18. It is to be pointed out that Section 138 of N.I. Act, 1881, brings in to operation the rule of direct liability. In fact, Section 138 N.I. Act speaks of penal provision based on a legal fiction. Besides these, the purpose of bringing Sections 138 to 142 of N.I. Act is to inculcate faith in the efficacy of banking operations and credibility in transacting business on negotiable instruments. Despite a civil remedy, Section 138 of N.I. Act is primarily meant to prevent dishonesty on the part of the drawer of the negotiable instrument to draw the cheque without sufficient funds in his account maintained by him in a Bank (which includes 'Payee' or 'Holder in Due Course') to act upon it.
19. It cannot be lost sight of that in a criminal case, it is the primordial principle that prosecution has to establish its case beyond all reasonable doubt. As per Section 114 of the Indian Evidence Act, 1872, it is open to the Respondent/Accused to bring in certain factual aspects in a direct or indirect manner, or through the circumstantial evidence to rebut the case of the Appellant/Complainant. In fact, presumption under Section 118 (a) N.I. Act can be repelled or rebutted with necessary oral or documentary evidence available on the side of the Respondent/Accused, as opined by this Court. Admittedly, D.W.1, the Bank Manager had deposed that Ex.P.1 belonged to one Vijayalatha and the signature found in the cheque differed with the signature of Vijayalatha/account holder of the Bank and not by Jaganathan, viz., the Respondent/Accused. Moreover, the Appellant/Complainant had not examined witnesses to Ex.P.5, the promissory note to establish that in reality the pro note was executed by the respondent/accused.

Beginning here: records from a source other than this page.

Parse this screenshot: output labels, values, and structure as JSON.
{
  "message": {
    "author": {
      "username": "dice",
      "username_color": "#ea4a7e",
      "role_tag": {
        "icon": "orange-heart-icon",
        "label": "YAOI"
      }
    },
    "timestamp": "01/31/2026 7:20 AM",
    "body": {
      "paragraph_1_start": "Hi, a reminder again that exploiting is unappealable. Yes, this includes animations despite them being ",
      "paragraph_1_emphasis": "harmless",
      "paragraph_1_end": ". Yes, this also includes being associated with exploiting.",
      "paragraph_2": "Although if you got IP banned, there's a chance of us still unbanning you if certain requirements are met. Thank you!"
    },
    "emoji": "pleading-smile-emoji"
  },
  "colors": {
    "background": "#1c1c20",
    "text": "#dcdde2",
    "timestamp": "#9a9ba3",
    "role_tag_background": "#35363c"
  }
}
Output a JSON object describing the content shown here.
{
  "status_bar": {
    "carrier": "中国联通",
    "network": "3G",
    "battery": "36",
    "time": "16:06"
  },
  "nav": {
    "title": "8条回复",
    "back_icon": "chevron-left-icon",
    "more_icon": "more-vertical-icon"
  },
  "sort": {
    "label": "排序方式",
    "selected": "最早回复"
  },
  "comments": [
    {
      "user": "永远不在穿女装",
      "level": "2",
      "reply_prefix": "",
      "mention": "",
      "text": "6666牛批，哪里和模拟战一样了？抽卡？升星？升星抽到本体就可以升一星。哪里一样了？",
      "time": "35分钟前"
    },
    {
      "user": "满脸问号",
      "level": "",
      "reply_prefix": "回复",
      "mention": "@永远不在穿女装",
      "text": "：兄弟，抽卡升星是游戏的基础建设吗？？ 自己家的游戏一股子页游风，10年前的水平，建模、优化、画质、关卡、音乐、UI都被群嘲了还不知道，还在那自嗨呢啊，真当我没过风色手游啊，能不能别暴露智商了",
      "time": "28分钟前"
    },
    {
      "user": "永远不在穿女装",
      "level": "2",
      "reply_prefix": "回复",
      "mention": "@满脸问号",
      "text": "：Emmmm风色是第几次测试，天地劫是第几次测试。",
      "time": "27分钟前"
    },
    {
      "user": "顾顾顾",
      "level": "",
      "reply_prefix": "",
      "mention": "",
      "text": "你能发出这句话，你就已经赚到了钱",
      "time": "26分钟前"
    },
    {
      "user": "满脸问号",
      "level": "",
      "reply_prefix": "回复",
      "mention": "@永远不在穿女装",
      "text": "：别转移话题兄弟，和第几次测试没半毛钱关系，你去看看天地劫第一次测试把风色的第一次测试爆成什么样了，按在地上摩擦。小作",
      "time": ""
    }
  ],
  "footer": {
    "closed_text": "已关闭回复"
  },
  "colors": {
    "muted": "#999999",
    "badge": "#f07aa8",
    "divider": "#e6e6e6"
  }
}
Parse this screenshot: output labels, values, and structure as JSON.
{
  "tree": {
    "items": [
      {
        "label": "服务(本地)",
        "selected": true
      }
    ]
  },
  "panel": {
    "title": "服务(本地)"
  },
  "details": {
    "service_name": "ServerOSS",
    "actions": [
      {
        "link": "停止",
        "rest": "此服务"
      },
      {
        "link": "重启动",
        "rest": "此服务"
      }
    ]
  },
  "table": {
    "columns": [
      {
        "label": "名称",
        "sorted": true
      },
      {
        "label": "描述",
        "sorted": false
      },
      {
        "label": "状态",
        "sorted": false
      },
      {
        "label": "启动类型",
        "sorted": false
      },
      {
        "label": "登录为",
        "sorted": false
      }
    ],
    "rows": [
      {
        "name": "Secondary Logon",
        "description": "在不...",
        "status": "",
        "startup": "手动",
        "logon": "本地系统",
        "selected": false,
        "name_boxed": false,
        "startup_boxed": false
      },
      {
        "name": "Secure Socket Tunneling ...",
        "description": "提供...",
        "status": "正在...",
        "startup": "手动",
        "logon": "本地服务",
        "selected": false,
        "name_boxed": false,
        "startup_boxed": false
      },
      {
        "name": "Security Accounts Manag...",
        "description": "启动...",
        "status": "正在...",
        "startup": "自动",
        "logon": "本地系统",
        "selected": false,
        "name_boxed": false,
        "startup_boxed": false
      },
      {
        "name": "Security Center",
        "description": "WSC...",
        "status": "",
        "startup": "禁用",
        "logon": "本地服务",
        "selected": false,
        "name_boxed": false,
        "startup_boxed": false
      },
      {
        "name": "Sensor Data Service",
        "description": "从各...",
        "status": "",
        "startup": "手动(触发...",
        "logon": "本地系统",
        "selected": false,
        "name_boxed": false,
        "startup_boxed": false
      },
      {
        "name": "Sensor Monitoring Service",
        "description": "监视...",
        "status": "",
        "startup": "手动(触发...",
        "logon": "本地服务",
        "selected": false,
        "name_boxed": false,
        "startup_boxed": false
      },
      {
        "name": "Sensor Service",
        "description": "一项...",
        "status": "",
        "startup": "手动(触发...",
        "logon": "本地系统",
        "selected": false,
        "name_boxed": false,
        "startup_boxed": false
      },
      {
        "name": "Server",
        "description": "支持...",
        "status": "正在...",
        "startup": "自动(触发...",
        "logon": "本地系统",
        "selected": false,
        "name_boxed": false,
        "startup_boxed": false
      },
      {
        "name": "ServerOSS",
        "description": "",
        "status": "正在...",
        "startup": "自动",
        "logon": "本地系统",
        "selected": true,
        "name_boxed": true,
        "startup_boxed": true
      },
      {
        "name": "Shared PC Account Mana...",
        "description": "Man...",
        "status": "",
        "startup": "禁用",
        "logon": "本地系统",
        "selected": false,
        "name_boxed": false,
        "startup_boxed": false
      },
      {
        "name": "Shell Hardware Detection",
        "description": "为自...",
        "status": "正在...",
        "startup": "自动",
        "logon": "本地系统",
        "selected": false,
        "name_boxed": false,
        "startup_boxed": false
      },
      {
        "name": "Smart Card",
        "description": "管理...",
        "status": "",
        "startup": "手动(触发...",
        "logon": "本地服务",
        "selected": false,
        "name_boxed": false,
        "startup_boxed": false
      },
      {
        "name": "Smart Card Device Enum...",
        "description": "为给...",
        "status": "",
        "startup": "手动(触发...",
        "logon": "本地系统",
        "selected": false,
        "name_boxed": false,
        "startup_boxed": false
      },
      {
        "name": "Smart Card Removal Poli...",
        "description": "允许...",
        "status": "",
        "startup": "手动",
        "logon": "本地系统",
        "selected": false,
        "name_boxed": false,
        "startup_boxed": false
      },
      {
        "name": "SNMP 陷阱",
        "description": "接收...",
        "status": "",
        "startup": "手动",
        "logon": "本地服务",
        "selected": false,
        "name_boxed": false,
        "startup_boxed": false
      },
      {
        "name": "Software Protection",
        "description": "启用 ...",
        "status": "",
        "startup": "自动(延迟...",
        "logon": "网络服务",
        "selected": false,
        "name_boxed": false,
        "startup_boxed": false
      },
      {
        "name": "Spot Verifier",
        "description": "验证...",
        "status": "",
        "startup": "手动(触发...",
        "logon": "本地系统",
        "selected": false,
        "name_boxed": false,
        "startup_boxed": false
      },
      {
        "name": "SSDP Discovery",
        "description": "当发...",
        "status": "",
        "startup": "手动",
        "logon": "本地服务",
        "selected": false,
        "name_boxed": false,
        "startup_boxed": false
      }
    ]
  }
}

20. In the upshot of detailed quantitative and qualitative discussions, and this Court also keeping in mind of an essential fact that the Respondent/Accused is not having any account in SBI, Velachery Branch, and admittedly, when Ex.P.1, cheque belonged to one Vijayalatha, who had given the cheque, etc., in view of the fact that, in regard to the purported execution of pro note by the Respondent/Accused, no one witness in the pro note was examined to speak about the execution of the pro note by the Respondent/Accused, and also by taking note of the overall assessment of the facts and circumstances of the instant case in an encircling manner, comes to the resultant conclusion that the plea of the Respondent/Accused that he had not obtained any loan from the Appellant/Complainant and further that he had not issued any cheque towards discharge of debt all are quite probable, cogent, coherent and convincing one. Viewed in that perspective, this Court holds that the finding of the trial Court that the Respondent/Accused was not guilty in respect of offence under Section 138 of N.I. Act, and acquitting him in terms of Section 255 (1) of Cr.P.C. in the considered opinion of this Court are free from any material irregularities and patent illegalities. Therefore, the present Criminal Appeal is devoid of merits.
21. In fine, the Criminal Appeal is dismissed, the judgment, dated 06.04.2013, made in C.C.No.3271 of 2011, on the file of the Metropolitan Magistrate, FTC No.III, Saidapet, Chennai is hereby, affirmed by this Court for the reasons assigned in this Appeal.